Enhancing the enjoyment of taking pictures with news that matters, features that entertain and images that delight. Published frequently.
7 September 2016
With all the amazing technology streaming at us this morning from Apple's Special Event, we thought we'd dish up a little visual poetry with a tribute to the lowly rag. Where would we be without the rag?
The rag in any artist's studio is cousin to the brush. There may be just one rag or a pile of them. An artist's rag may be clean or blotted like a canvas. It may be brand new or shredding with age.
It may come in handy to absorb a color laid down too thick or too bright or too dark. It may be just what you need to absorb excess water from the brush. It will even humbly answer the call to clean up when what can be done has been done.

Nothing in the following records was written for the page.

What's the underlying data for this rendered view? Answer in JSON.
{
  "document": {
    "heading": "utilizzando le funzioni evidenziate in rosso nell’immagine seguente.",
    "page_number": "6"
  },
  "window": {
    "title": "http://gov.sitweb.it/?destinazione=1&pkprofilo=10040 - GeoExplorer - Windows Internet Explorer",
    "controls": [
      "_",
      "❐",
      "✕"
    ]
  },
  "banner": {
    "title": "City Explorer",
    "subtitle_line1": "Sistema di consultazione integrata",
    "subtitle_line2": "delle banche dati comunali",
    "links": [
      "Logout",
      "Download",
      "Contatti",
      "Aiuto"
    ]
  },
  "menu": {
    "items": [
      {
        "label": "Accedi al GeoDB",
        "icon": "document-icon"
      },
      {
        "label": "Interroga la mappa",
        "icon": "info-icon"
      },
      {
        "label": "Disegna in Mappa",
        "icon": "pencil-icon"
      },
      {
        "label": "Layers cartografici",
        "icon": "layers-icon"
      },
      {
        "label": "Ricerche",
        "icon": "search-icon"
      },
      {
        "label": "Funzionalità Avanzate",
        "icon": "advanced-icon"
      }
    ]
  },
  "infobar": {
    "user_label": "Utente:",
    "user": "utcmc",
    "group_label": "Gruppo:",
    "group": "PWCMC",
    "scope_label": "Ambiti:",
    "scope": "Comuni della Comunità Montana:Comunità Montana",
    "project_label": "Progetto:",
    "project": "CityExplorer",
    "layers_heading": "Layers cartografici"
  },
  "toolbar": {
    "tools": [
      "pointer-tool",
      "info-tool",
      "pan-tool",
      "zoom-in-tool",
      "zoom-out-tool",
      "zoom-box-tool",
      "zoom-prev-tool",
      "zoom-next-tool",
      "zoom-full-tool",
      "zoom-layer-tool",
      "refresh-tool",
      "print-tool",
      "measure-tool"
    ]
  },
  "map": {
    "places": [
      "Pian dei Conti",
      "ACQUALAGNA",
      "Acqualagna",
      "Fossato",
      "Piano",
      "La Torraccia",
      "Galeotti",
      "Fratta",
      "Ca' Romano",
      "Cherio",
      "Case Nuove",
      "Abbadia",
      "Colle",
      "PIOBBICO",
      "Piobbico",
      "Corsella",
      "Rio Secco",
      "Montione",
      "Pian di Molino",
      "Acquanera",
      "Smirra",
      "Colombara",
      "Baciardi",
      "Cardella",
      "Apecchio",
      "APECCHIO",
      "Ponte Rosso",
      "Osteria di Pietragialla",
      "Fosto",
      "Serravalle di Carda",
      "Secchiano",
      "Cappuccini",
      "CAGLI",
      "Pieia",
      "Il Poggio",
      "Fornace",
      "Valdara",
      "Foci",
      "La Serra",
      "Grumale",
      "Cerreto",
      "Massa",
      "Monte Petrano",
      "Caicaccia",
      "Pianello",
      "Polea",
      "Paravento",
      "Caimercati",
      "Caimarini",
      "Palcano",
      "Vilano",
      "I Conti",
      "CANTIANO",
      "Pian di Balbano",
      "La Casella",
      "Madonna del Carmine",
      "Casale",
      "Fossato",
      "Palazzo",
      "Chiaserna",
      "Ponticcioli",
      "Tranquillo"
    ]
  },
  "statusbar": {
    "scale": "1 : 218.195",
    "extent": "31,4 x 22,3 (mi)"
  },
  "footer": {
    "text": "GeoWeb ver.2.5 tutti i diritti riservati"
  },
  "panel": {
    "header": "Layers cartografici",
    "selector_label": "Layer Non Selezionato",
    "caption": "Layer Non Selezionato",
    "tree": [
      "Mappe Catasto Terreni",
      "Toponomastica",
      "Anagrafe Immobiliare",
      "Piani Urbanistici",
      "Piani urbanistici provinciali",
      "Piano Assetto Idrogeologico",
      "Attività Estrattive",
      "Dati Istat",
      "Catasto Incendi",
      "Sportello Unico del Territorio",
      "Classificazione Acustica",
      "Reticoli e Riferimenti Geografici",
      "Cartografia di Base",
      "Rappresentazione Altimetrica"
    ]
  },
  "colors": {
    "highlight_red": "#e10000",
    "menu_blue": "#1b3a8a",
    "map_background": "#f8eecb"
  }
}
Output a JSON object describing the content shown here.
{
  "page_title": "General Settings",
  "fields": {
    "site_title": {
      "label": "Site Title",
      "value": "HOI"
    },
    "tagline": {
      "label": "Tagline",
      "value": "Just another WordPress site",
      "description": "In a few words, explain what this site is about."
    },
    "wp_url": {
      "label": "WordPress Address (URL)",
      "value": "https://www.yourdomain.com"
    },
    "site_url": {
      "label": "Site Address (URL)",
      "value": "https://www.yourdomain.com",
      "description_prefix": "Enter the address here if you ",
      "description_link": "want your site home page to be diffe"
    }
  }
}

The iPhone 7 Plus that Apple introduced today is no rag. With both a faster wide angle and a new telephoto lens its ISP performs digital zoom unlike any digital zoom before it.
And with an improved processor twice as fast as that of the iPhone 6, it can nimbly edit Raw files in Lightroom mobile.
Then there is the new Portrait mode, which can recognize the people in the picture and mask them to blur just the background, leaving the faces sharp.
As Apple's Phil Schiller said, it can show you that effect in real time, as you frame the image. But, he was a little too excited when he said no dSLR can do that. Any dSLR with a Depth of Field Preview button can do it.
Apple always seems to be able to turn the page to a new chapter that we turn to with excitement. There is a trick to that. It's knowing when to stop.
The French artist Eugène Delacroix explained it in his Journal:
Experience and, more especially, confidence in one's strength give to talent the assurance that it has done all it could do. Only the mad or the impotent torment themselves about attaining the impossible. The superior man knows how to stop: he knows he has done what it is possible to do.
When you have done all you can, you reach for the rag. And there it rests, waiting to do what only it can do.
By then you have already begun thinking about the next challenge, the next chapter, the next brush stroke. Because that has just become possible.